Depending on the load on the network and the DNS server itself, hostname resolution can take several seconds. This translates directly into delays when making a network connection. This is related to the message you might see in a web browser, “Looking up host name…” followed by, “Connecting to host name…”. This indicates the delay while querying a DNS server to resolve a hostname.

You can speed up hostname resolution by adding the hostname/address mapping of the database server to the hosts file on the client computer. The client can resolve the hostname to its address much faster and more reliably by looking it up in a local file than by querying a service running on another host over the network. This reduces the hostname resolution delay when initiating connections to hosts listed in the local hosts file.

Note: If you use this technique and later change the address of your database server, you must manually update the hosts files on each client workstation. Depending on the number of workstations in your enterprise, this can be tedious and time consuming. That is why DNS was invented, to centralize TCP/IP address administration. The suggestion to keep the database server address in a local file is intended to provide improved connection performance, but you should be aware of the administrative workload that it requires.

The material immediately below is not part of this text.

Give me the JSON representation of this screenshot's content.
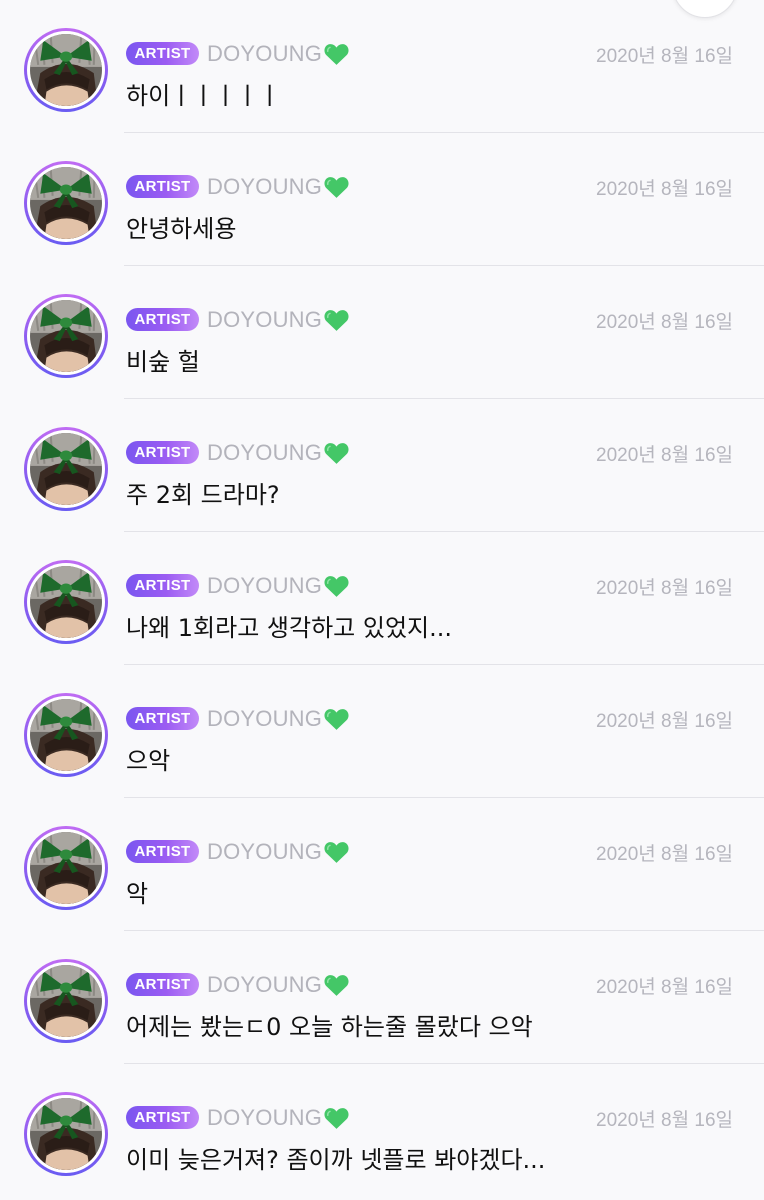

Tip: If you object to the general IP address administration tasks required by using TCP/IP (independently from the DNS issue), consider using DHCP to simplify the task of assigning and tracking IP addresses of each host on the network. InterBase works in a DHCP environment as long as the client host has some means to resolve the IP address of the server correctly at the time a client application requests an InterBase connection.